● Action item
Hunt for the word "children" across the entries below, copying each line that holds it.

● Input for this task
━━━━━━━━━━━━━━━━
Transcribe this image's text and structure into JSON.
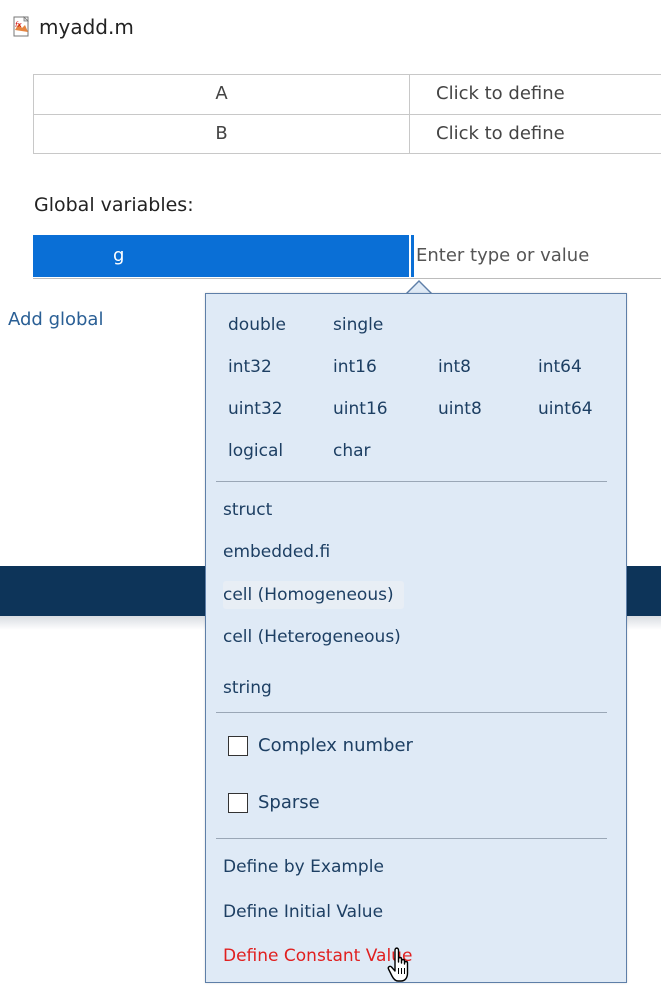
{
  "file": {
    "name": "myadd.m",
    "icon": "matlab-function-file-icon"
  },
  "inputs": [
    {
      "name": "A",
      "type": "Click to define"
    },
    {
      "name": "B",
      "type": "Click to define"
    }
  ],
  "globals": {
    "label": "Global variables:",
    "name": "g",
    "type_placeholder": "Enter type or value",
    "add_label": "Add global"
  },
  "popup": {
    "numeric_types": [
      [
        "double",
        "single"
      ],
      [
        "int32",
        "int16",
        "int8",
        "int64"
      ],
      [
        "uint32",
        "uint16",
        "uint8",
        "uint64"
      ],
      [
        "logical",
        "char"
      ]
    ],
    "class_types": [
      "struct",
      "embedded.fi",
      "cell (Homogeneous)",
      "cell (Heterogeneous)",
      "string"
    ],
    "options": [
      "Complex number",
      "Sparse"
    ],
    "actions": [
      "Define by Example",
      "Define Initial Value",
      "Define Constant Value"
    ],
    "hovered_item": "cell (Homogeneous)",
    "highlight_action": "Define Constant Value"
  },
  "colors": {
    "selection": "#0a6fd6",
    "popup_bg": "#dfeaf6",
    "link": "#1d3f63",
    "highlight": "#e02020",
    "dark_band": "#0d3459"
  }
}
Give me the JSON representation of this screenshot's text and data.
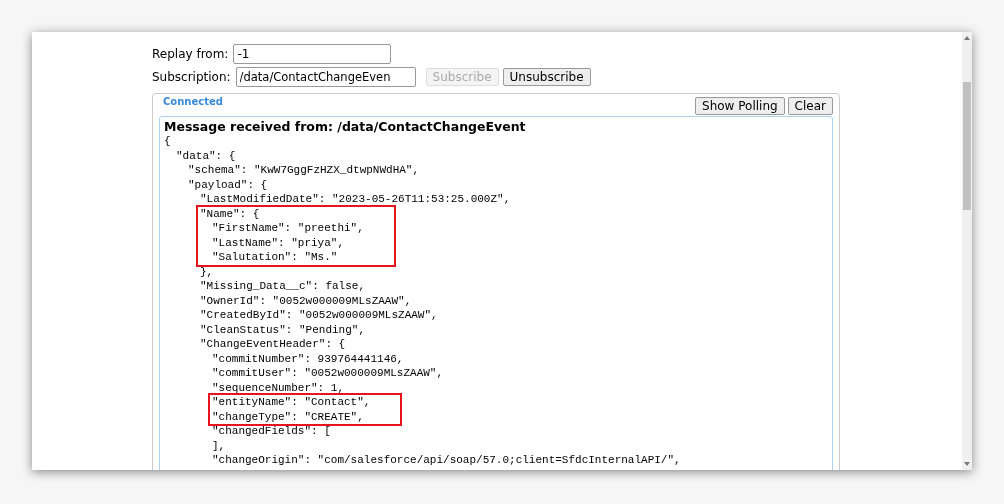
{
  "form": {
    "replay_from": {
      "label": "Replay from:",
      "value": "-1"
    },
    "subscription": {
      "label": "Subscription:",
      "value": "/data/ContactChangeEven"
    },
    "buttons": [
      {
        "label": "Subscribe",
        "disabled": true
      },
      {
        "label": "Unsubscribe",
        "disabled": false
      }
    ]
  },
  "panel": {
    "status": "Connected",
    "buttons": [
      "Show Polling",
      "Clear"
    ],
    "heading": "Message received from: /data/ContactChangeEvent",
    "lines": [
      {
        "text": "{",
        "children": [
          {
            "text": "\"data\": {",
            "children": [
              {
                "text": "\"schema\": \"KwW7GggFzHZX_dtwpNWdHA\","
              },
              {
                "text": "\"payload\": {",
                "children": [
                  {
                    "text": "\"LastModifiedDate\": \"2023-05-26T11:53:25.000Z\","
                  },
                  {
                    "kind": "highlight",
                    "lines": [
                      {
                        "text": "\"Name\": {",
                        "children": [
                          {
                            "text": "\"FirstName\": \"preethi\","
                          },
                          {
                            "text": "\"LastName\": \"priya\","
                          },
                          {
                            "text": "\"Salutation\": \"Ms.\""
                          }
                        ]
                      }
                    ]
                  },
                  {
                    "text": "},"
                  },
                  {
                    "text": "\"Missing_Data__c\": false,"
                  },
                  {
                    "text": "\"OwnerId\": \"0052w000009MLsZAAW\","
                  },
                  {
                    "text": "\"CreatedById\": \"0052w000009MLsZAAW\","
                  },
                  {
                    "text": "\"CleanStatus\": \"Pending\","
                  },
                  {
                    "text": "\"ChangeEventHeader\": {",
                    "children": [
                      {
                        "text": "\"commitNumber\": 939764441146,"
                      },
                      {
                        "text": "\"commitUser\": \"0052w000009MLsZAAW\","
                      },
                      {
                        "text": "\"sequenceNumber\": 1,"
                      },
                      {
                        "kind": "highlight",
                        "lines": [
                          {
                            "text": "\"entityName\": \"Contact\","
                          },
                          {
                            "text": "\"changeType\": \"CREATE\","
                          }
                        ]
                      },
                      {
                        "text": "\"changedFields\": ["
                      },
                      {
                        "text": "],"
                      },
                      {
                        "text": "\"changeOrigin\": \"com/salesforce/api/soap/57.0;client=SfdcInternalAPI/\","
                      }
                    ]
                  }
                ]
              }
            ]
          }
        ]
      }
    ]
  }
}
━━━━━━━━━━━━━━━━
● Final answer
        "children": [
            "children": [
                "children": [
                        "children": [
                    "children": [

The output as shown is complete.